BMW 2 Series review
The BMW 2 Series is a fun and stylish alternative to the likes of many compact saloons and hatchbacks but plenty of alternatives come with roomier cabins and more tempting tech.
- 1. Tell us what you want from a car
- 2. We’ll tell you if it matches
- 3. Only takes 1 minute
What's not so good
BMW 2 Series: what would you like to read next?
The BMW 2 Series is a stylish and sporty alternative to the likes of the Audi A3 saloon and the Mercedes A-Class hatchback. It’s good fun to drive, comes with a range of engines to suit most budgets and gets a relatively practical, well-built interior.
It certainly doesn’t look quite as eye-catching as the Audi TT’s cabin, but the BMW 2 Series’ interior is sensibly laid out and everything’s easy to use. The iDrive infotainment system is a doddle to use, too, and comes with satellite navigation as standard. It’s not a patch on the slick dual-screen display you can get in the Mercedes A-Class, but the scroll-wheel controller is more intuitive to use when you’re driving.
Less easy to use is the BMW 2 Series’ manual seat adjustment. There’s plenty of head and legroom for you to get comfortable if you’re very tall, but finding your ideal seating position takes a great deal of lever-pulling.
Space in the back isn’t particularly generous, either.

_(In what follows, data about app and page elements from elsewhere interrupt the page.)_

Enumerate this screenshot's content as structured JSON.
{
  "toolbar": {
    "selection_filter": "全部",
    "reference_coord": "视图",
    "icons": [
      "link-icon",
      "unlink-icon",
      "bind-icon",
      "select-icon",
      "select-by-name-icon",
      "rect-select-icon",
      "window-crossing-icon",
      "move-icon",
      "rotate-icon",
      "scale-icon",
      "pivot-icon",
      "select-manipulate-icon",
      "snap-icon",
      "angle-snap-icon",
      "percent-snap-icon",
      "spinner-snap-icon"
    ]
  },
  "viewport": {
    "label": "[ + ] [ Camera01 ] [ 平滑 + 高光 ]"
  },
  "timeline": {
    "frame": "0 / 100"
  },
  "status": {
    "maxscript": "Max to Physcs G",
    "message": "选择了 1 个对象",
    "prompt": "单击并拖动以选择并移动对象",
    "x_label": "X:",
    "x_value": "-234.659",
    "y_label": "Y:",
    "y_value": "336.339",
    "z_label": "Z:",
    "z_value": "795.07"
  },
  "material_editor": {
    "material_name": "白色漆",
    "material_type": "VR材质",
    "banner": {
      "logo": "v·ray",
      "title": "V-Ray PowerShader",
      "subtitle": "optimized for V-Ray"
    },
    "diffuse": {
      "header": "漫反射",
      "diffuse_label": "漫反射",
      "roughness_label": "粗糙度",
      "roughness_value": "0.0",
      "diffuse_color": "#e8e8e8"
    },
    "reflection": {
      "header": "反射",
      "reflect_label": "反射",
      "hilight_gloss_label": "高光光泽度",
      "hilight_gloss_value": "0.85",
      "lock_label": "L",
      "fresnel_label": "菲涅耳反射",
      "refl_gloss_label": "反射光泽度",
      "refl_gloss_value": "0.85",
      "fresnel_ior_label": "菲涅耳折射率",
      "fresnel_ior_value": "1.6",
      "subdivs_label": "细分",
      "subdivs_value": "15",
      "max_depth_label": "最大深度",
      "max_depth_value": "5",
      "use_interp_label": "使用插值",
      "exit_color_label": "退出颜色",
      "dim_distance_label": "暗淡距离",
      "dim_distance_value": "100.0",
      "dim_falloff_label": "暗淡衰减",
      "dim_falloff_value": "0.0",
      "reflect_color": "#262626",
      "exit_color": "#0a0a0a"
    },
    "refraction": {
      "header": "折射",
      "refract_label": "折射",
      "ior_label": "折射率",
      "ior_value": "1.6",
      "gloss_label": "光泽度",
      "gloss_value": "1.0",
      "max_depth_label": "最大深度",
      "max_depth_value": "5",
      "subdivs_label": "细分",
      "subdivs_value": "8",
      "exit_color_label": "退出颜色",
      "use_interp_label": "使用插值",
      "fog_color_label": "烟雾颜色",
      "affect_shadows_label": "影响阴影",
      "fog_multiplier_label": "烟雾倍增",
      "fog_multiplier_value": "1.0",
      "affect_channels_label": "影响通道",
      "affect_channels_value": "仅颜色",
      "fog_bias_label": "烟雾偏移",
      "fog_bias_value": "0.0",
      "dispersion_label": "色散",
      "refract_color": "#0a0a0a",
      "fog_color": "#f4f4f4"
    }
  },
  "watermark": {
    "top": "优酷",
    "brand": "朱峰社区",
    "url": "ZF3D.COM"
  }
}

Unlike the Audi A3 saloon, the BMW 2 Series only has two doors so your passengers have to squeeze through a rather narrow gap behind the front seats. Headroom is tight for anyone six-foot tall, but there’s a decent amount of legroom and two kids will have plenty of space to stretch out.
In terms of boot space, the BMW 2 Series’ 390-litre capacity lags behind the Audi A3 saloon but it can carry more than the Audi TT and the Mercedes A-Class. The opening’s not particularly wide, however, but there’s still space for a few large suitcases. Need to carry larger items? You can pay extra to get back seats that fold down.
Because the BMW 2 Series only comes with front doors, your arthritic grandmother probably won’t appreciate being asked to climb into the rather tight back seats…
You get seven engines to choose from in the BMW 2 Series – from the 218i petrol (that’s ideally suited to pottering around town) to a rip-roaring six-cylinder M240i petrol model that accelerates from 0-62mph in just 4.8 seconds. The best all-rounder – especially if you do lots of long journeys – is the four-cylinder 220d diesel. It’s as fast as some hot-hatches yet BMW claims it’ll return more than 60mpg.
Whichever engine you pick, you won’t hear too much wind or tyre noise in the BMW 2 Series at motorway speeds and the standard suspension does a good job ironing out bumps and potholes. It’s so smooth, in fact, that you should only consider paying extra for the upgraded adaptive suspension if you also plan to fork out for the optional 19-inch alloy wheels.
Stick to a more modest set of 17- or 18-inch wheels and the BMW 2 Series strikes an excellent balance between being comfortable and good fun to drive. Its direct steering and responsive handling will put a much bigger smile on your face on a winding country road than the Audi A3 saloon or Mercedes A-Class. Like the Audi, you can get the 2 Series with four-wheel drive (called xDrive) for a little extra grip in slippery conditions.
Unfortunately, you don’t get a great deal of driver assistance systems in the BMW 2 Series, but at least it’s based on the five-star rated 1 Series, so should offer decent protection in the event of a crash. It’s worth bearing in mind, though, that the BMW 1 Series earned this score back in 2012 and the testing procedure has been made much stricter since then.
That being said, if you’re looking for a comfortable compact coupe that’s very good fun to drive and relatively cheap to run, the BMW 2 Series makes a very good choice indeed.